### Requirement
Run through the data and copy out every line that mentions the word "Date".

Data entries
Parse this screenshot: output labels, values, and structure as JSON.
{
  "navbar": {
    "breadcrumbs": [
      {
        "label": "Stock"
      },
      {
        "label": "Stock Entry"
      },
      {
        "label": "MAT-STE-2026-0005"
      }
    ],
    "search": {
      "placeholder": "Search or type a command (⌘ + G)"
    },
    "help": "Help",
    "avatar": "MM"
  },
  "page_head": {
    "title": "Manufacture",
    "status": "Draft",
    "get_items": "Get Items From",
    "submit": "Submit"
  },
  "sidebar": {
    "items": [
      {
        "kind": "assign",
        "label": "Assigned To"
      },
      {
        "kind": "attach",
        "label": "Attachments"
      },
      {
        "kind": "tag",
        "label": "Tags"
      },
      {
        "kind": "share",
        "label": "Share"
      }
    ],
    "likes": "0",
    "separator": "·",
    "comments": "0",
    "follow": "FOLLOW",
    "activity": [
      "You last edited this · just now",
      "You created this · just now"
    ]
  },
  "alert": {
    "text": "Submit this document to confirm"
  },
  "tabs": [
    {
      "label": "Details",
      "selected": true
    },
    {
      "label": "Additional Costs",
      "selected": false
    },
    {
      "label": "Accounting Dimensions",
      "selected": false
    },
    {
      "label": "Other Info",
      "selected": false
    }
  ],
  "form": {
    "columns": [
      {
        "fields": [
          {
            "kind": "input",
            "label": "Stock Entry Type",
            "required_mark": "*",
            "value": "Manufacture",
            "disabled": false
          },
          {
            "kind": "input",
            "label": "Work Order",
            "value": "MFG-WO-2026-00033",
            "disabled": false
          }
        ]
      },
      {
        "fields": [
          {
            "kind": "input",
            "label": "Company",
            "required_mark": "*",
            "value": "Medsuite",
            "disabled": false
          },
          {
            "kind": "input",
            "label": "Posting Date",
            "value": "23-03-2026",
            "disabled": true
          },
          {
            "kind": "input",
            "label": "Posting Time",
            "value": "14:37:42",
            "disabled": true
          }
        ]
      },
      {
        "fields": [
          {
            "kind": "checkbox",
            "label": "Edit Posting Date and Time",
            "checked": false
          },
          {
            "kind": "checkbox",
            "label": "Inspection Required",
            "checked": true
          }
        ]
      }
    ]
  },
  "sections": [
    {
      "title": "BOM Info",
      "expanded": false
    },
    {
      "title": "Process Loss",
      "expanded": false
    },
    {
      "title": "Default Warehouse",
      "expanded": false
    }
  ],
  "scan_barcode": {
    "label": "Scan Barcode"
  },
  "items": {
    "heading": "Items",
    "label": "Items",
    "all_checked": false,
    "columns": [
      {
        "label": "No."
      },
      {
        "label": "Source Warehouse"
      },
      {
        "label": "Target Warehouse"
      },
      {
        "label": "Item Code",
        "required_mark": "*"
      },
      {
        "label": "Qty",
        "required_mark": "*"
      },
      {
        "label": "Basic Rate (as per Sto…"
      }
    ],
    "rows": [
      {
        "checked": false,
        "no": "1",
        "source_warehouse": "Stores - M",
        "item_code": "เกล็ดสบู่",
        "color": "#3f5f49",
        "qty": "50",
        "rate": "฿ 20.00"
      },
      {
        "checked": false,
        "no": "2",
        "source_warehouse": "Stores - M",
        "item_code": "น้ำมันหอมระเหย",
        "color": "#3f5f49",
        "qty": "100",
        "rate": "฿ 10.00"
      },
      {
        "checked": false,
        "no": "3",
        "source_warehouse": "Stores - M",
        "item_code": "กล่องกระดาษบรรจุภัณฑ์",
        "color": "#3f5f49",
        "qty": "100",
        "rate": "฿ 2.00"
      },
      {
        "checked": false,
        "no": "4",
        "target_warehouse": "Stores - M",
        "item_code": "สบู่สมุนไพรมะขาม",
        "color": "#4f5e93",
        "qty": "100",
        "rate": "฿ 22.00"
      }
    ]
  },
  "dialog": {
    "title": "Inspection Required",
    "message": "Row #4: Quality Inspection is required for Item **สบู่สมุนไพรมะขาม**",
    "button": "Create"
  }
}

### Result of this exercise
            "label": "Posting Date",
            "label": "Edit Posting Date and Time",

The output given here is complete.